Adobe Reader 9 was known for its vulnerabilities in the year 2010, which kept evolving despite the number of security patches released by Adobe. In order to check it, Adobe Reader X was released with security enhancements like sandboxing protection for Windows XP/Vista/7 and protected mode view. However, the safety in using Adobe Reader X, especially for Windows OS is still questionable.

Security in 2010 for Adobe Reader
Adobe applications were already the most targeted client-software by attackers during the last quarter of 2009. A report from McAfee came up saying that Adobe Reader and Flash, will be the primary target for attacks in 2010. According to National Vulnerability Database, there have been around 60 vulnerabilities reported for Adobe Reader and Acrobat for Mac, nearly all of which are rated with a “high” severity, since January 2010. In some cases, the vulnerabilities were released after they were already exploited.

The number of security patches addressing critical security vulnerabilities have increased for the version 9 of Adobe Reader. Amid these, Adobe came up with Adobe Acrobat X (version 10.0) on November 15, 2010.

Why Adobe Reader was targeted?
While there are many other PDF readers in the market, Adobe is heard much of all in terms of security vulnerabilities. This can be because of –

  • Adobe Reader supports JavaScript and Flash within PDFs. This creates opportunities for attackers to embed malicious codes in PDFs using these programming languages, that execute when you open the file.
  • Adobe Reader supports embedded content for which it uses Parser (a bit of software) to interpret the content and display it properly. However, each bit of parsing code is a potential point of failure and is mostly exploited by hackers. Malformed content is used in PDFs to crash the parser and execute a memory corruption attack on the PC.
  • The popularity of Adobe due to its support to the Windows is also one of the reasons why it is mostly targeted. Windows being the major OS with 91% market share in client PCs and Adobe being used in most of these PCs, hackers find it easy to hack into these PCs using vulnerabilities of Adobe. Adobe has Acrobat version for PDF reader in MAC OS, which isn’t reported to be targeted by attackers much.

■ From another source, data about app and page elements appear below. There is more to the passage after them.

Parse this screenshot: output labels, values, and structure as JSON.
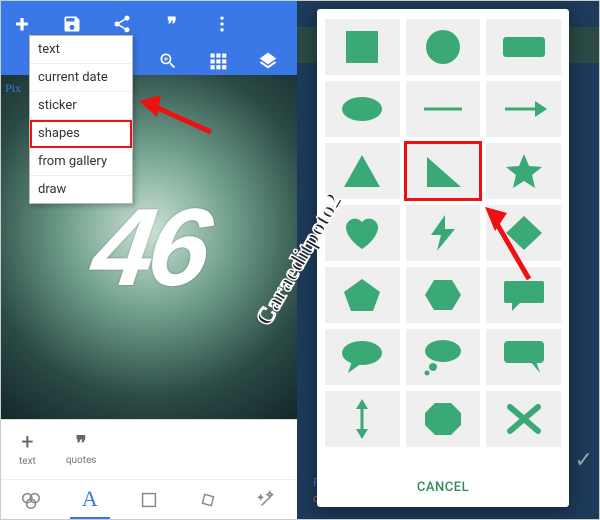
{
  "left": {
    "toolbar": {
      "plus": "+",
      "save": "save-icon",
      "share": "share-icon",
      "quote": "quote-icon",
      "more": "more-icon",
      "zoom": "zoom-icon",
      "grid": "grid-icon",
      "layers": "layers-icon"
    },
    "brand": "Pix",
    "canvas_text": "46",
    "dropdown": {
      "items": [
        "text",
        "current date",
        "sticker",
        "shapes",
        "from gallery",
        "draw"
      ],
      "highlighted_index": 3
    },
    "bottom": {
      "text_label": "text",
      "quotes_label": "quotes"
    },
    "tabs": [
      "filter",
      "letter",
      "crop",
      "rotate",
      "wand"
    ]
  },
  "right": {
    "dialog": {
      "shapes": [
        "square",
        "circle",
        "rect-rounded",
        "ellipse",
        "line",
        "arrow-right",
        "triangle",
        "right-triangle",
        "star",
        "heart",
        "bolt",
        "diamond",
        "pentagon",
        "hexagon",
        "speech-rect",
        "speech-oval",
        "thought-bubble",
        "callout",
        "double-arrow-v",
        "octagon",
        "x"
      ],
      "highlighted_index": 7,
      "cancel_label": "CANCEL"
    },
    "bg_hint1": "Fi",
    "bg_hint2": "opa"
  },
  "watermark": "Caraeditpoto2",
  "annotation": {
    "color": "#e11"
  }
}
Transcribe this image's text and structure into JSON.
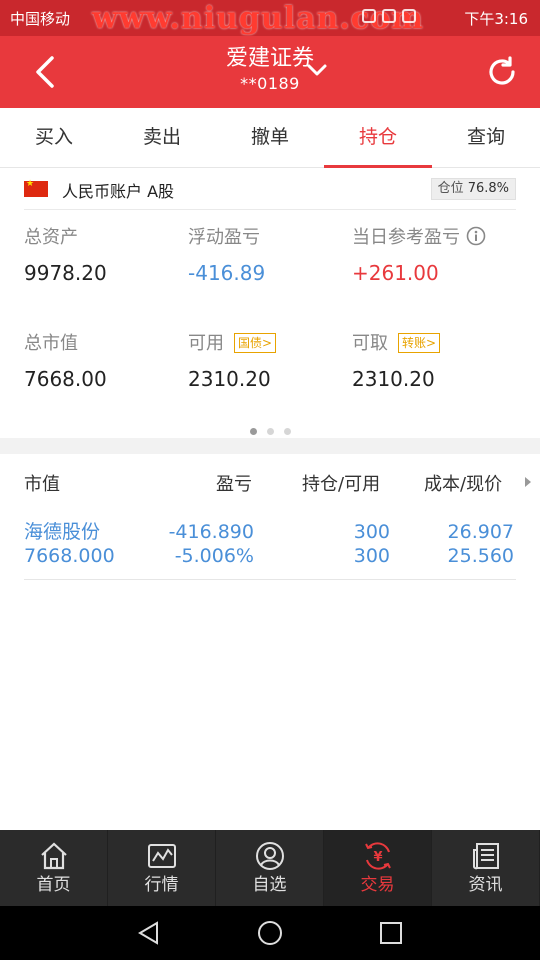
{
  "status_bar": {
    "carrier": "中国移动",
    "watermark": "www.niugulan.com",
    "time": "下午3:16"
  },
  "header": {
    "title": "爱建证券",
    "account": "**0189"
  },
  "tabs": [
    {
      "label": "买入"
    },
    {
      "label": "卖出"
    },
    {
      "label": "撤单"
    },
    {
      "label": "持仓",
      "active": true
    },
    {
      "label": "查询"
    }
  ],
  "account": {
    "label": "人民币账户 A股",
    "position_label": "仓位",
    "position_value": "76.8%"
  },
  "summary": {
    "total_assets_label": "总资产",
    "total_assets": "9978.20",
    "floating_pl_label": "浮动盈亏",
    "floating_pl": "-416.89",
    "today_pl_label": "当日参考盈亏",
    "today_pl": "+261.00",
    "market_value_label": "总市值",
    "market_value": "7668.00",
    "available_label": "可用",
    "available_tag": "国债>",
    "available": "2310.20",
    "withdrawable_label": "可取",
    "withdrawable_tag": "转账>",
    "withdrawable": "2310.20"
  },
  "pager": {
    "count": 3,
    "current": 1
  },
  "table": {
    "headers": {
      "market_value": "市值",
      "pl": "盈亏",
      "holding": "持仓/可用",
      "cost_price": "成本/现价"
    },
    "rows": [
      {
        "name": "海德股份",
        "market_value": "7668.000",
        "pl": "-416.890",
        "pl_pct": "-5.006%",
        "holding": "300",
        "available": "300",
        "cost": "26.907",
        "price": "25.560"
      }
    ]
  },
  "bottom_nav": [
    {
      "label": "首页",
      "icon": "home-icon"
    },
    {
      "label": "行情",
      "icon": "chart-icon"
    },
    {
      "label": "自选",
      "icon": "user-star-icon"
    },
    {
      "label": "交易",
      "icon": "yuan-exchange-icon",
      "active": true
    },
    {
      "label": "资讯",
      "icon": "news-icon"
    }
  ],
  "colors": {
    "brand_red": "#e8393d",
    "loss_blue": "#4a8fd8",
    "tag_orange": "#e8a300"
  }
}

Enhanced security features in X version
Adobe Reader X has many security advancements compared to its earlier versions. The majors being the following:

  • The biggest security change in Reader X is the addition of Sandboxing or Adobe Reader Protected Mode – only for Windows. Sandboxing mitigates the risk of what an attacker can do even if they successfully exploit Reader. The risks covered include deployment of malware in the PC to changing the file system or registry of the PC.
  • An intensive code hardening program was implemented to reduce vulnerabilities or security flaws in Reader. This security development process included a combination of testing, code review, and programming standards.
  • Improved JavaScript blacklist framework, which allows you to disable only specific functions of JavaScript instead of completely disabling it.
  • Altered way of prompting security alerts or preference settings. Especially for alerts, a yellow alert bar with descriptive text is dropped down, in place of Yes/No dialog boxes that users instinctively click without reading. The user will have to click on the Options in the text and choose one of them.

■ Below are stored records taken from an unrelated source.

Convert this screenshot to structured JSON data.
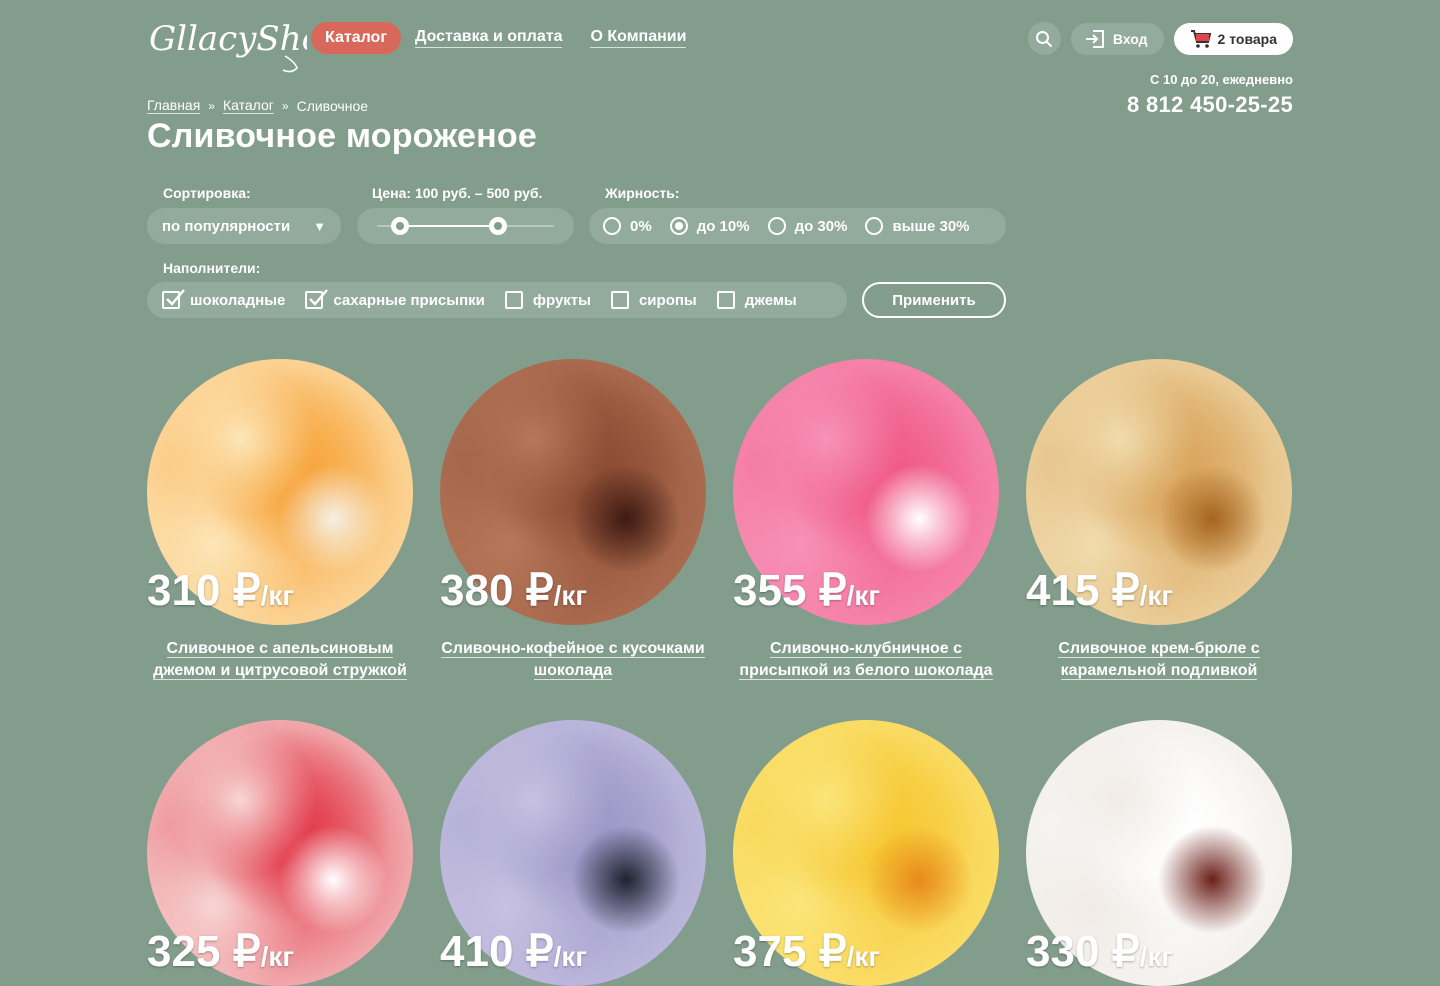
{
  "header": {
    "logo_text": "GllacyShop",
    "nav": [
      {
        "label": "Каталог"
      },
      {
        "label": "Доставка и оплата"
      },
      {
        "label": "О Компании"
      }
    ],
    "login_label": "Вход",
    "cart_label": "2 товара",
    "hours": "С 10 до 20, ежедневно",
    "phone": "8 812 450-25-25"
  },
  "breadcrumb": {
    "items": [
      "Главная",
      "Каталог",
      "Сливочное"
    ],
    "separator": "»"
  },
  "page_title": "Сливочное мороженое",
  "filters": {
    "sort_label": "Сортировка:",
    "sort_value": "по популярности",
    "price_label": "Цена: 100 руб. – 500 руб.",
    "price_range": {
      "min": 100,
      "max": 500
    },
    "fat_label": "Жирность:",
    "fat_options": [
      {
        "label": "0%",
        "checked": false
      },
      {
        "label": "до 10%",
        "checked": true
      },
      {
        "label": "до 30%",
        "checked": false
      },
      {
        "label": "выше 30%",
        "checked": false
      }
    ],
    "fillers_label": "Наполнители:",
    "fillers": [
      {
        "label": "шоколадные",
        "checked": true
      },
      {
        "label": "сахарные присыпки",
        "checked": true
      },
      {
        "label": "фрукты",
        "checked": false
      },
      {
        "label": "сиропы",
        "checked": false
      },
      {
        "label": "джемы",
        "checked": false
      }
    ],
    "apply_label": "Применить"
  },
  "products": [
    {
      "price": "310 ₽",
      "unit": "/кг",
      "title": "Сливочное с апельсиновым джемом и цитрусовой стружкой",
      "colors": [
        "#f7a43c",
        "#fde6b8",
        "#f6f0e4"
      ]
    },
    {
      "price": "380 ₽",
      "unit": "/кг",
      "title": "Сливочно-кофейное с кусочками шоколада",
      "colors": [
        "#8a4b33",
        "#b7775a",
        "#3e1a12"
      ]
    },
    {
      "price": "355 ₽",
      "unit": "/кг",
      "title": "Сливочно-клубничное с присыпкой из белого шоколада",
      "colors": [
        "#f05a8a",
        "#f792b6",
        "#ffffff"
      ]
    },
    {
      "price": "415 ₽",
      "unit": "/кг",
      "title": "Сливочное крем-брюле с карамельной подливкой",
      "colors": [
        "#d9a45c",
        "#f1dcae",
        "#a5651f"
      ]
    },
    {
      "price": "325 ₽",
      "unit": "/кг",
      "title": "",
      "colors": [
        "#e23a4a",
        "#f7d6d4",
        "#ffffff"
      ]
    },
    {
      "price": "410 ₽",
      "unit": "/кг",
      "title": "",
      "colors": [
        "#9d97c7",
        "#c7c2e2",
        "#1d2330"
      ]
    },
    {
      "price": "375 ₽",
      "unit": "/кг",
      "title": "",
      "colors": [
        "#f6c732",
        "#fbe57a",
        "#e88a1a"
      ]
    },
    {
      "price": "330 ₽",
      "unit": "/кг",
      "title": "",
      "colors": [
        "#ffffff",
        "#f0ebe6",
        "#6b1f1a"
      ]
    }
  ]
}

Adobe Reader X still not safe
The enhanced security features discussed above do not make Adobe Reader invulnerable. Sandbox mode only acts as a protection layer, preventing the attacker from writing files or installing malware on potential victims’ computers, even if the vulnerabilities are exploited. Other security features explained above depend on the preferences of the user. However, the version 10 of Adobe Reader is the best in terms of security, compared to its previous versions. If you are still using the older version of Reader click here to update.

Malware creators are getting innovative and looking for new ways to infect the PCs with malware. “Eternal vigilance is the price of freedom.” Similarly, the more you are watchful and aware of the security vulnerabilities and ways to defend them, the more you will be safer and secure.